Work to be completed:
Go through the listing and copy each line with the string "icon".
- Opening Delimiter -
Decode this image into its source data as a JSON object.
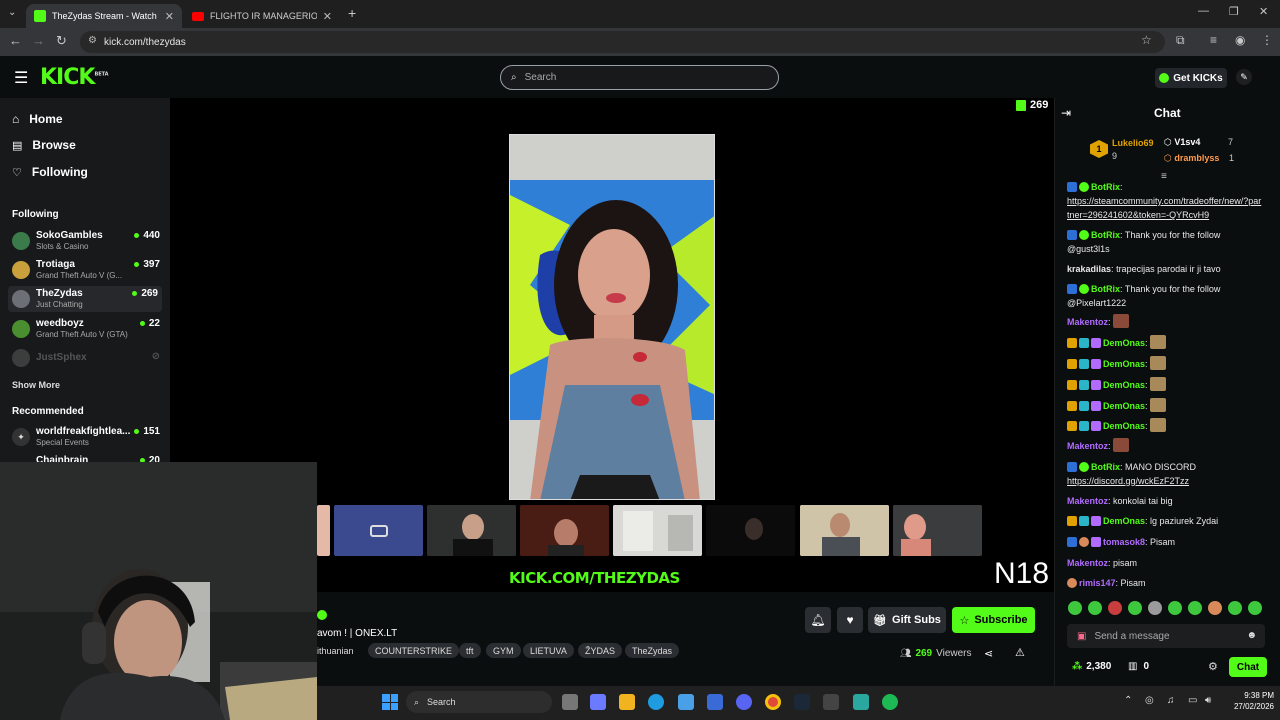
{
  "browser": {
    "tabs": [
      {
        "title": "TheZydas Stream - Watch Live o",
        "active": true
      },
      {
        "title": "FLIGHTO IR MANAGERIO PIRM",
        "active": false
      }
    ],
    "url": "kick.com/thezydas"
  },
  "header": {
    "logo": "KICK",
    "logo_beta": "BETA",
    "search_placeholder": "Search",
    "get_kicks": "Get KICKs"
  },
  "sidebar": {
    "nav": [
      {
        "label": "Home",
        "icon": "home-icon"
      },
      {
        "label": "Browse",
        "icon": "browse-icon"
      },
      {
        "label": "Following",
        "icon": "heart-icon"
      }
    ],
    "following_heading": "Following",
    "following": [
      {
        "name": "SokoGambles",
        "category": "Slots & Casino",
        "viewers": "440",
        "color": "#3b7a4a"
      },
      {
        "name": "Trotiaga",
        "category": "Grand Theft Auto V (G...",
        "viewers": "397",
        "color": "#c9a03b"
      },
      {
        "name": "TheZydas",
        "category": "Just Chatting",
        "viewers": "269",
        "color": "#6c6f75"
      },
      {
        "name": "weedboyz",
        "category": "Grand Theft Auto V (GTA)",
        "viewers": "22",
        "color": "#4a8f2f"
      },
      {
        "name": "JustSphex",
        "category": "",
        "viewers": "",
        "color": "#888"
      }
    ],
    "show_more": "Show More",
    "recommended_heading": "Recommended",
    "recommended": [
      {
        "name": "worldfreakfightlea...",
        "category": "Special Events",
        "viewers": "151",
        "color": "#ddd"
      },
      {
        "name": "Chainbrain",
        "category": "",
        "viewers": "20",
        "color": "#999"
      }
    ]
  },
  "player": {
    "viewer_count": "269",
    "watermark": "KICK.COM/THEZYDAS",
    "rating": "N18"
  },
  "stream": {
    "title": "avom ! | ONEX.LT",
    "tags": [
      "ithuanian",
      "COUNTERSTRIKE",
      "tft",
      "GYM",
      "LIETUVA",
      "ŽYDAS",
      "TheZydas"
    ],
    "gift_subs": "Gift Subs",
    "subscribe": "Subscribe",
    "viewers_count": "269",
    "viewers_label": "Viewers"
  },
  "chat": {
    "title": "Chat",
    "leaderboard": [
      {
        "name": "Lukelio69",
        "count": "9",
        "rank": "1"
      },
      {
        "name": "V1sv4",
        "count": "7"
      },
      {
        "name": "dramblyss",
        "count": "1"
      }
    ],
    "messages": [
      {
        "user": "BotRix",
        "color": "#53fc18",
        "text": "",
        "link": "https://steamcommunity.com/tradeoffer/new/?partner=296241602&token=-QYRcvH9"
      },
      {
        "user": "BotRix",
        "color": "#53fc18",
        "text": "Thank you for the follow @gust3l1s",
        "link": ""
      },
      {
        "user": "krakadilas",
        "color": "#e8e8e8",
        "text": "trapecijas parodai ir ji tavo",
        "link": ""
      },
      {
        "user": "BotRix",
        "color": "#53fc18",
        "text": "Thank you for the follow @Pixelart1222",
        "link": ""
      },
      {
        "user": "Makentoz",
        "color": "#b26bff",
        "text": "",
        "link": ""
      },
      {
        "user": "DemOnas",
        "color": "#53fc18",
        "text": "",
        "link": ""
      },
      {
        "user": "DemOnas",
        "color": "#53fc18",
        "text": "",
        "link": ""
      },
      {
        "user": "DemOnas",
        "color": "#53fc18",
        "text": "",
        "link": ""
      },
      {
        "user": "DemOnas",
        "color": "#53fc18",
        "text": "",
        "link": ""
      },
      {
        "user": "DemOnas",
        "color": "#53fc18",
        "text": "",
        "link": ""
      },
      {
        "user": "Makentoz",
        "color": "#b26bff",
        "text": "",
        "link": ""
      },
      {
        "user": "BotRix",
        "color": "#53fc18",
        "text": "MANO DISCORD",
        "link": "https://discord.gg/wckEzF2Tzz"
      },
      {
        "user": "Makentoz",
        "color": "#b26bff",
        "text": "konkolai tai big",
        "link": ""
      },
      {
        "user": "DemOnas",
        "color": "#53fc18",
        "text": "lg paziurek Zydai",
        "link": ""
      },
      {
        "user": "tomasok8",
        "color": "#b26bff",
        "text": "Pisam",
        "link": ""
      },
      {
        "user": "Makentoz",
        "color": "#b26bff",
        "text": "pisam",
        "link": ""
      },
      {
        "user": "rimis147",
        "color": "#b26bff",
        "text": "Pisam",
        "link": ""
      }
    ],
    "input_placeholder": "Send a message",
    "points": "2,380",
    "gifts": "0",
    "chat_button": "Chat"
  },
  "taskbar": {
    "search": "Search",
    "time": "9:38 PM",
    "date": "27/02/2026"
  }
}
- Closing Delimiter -
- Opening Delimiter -
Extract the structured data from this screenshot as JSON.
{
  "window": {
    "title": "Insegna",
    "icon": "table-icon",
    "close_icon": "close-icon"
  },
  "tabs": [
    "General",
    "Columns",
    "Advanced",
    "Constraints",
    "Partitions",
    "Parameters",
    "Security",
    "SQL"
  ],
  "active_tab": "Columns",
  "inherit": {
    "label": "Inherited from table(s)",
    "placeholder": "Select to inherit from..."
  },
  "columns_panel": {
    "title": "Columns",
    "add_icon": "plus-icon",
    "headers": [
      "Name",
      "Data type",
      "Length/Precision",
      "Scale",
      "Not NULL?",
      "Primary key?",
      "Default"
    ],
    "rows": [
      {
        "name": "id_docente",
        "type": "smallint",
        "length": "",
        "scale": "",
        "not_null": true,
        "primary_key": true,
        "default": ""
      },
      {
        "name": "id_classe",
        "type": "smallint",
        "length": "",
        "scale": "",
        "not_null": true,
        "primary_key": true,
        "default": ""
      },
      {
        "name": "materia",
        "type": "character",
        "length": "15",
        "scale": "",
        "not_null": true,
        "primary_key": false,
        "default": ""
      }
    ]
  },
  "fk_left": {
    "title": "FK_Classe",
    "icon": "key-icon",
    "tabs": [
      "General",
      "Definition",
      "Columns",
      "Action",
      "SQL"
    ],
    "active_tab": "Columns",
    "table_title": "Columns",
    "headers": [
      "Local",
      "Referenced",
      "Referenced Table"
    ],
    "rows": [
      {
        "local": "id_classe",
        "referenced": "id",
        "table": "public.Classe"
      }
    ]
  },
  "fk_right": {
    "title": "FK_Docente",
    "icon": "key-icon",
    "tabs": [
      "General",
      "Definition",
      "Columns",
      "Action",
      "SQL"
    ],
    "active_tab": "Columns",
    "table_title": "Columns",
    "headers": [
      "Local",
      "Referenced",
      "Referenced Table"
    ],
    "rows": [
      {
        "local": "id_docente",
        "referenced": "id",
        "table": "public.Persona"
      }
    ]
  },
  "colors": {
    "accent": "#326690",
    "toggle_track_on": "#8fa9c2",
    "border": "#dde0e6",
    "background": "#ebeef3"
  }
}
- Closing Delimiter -
Answer to this problem:
        "icon": "home-icon"
        "icon": "browse-icon"
        "icon": "heart-icon"
    "icon": "table-icon",
    "close_icon": "close-icon"
    "add_icon": "plus-icon",
    "icon": "key-icon",
    "icon": "key-icon",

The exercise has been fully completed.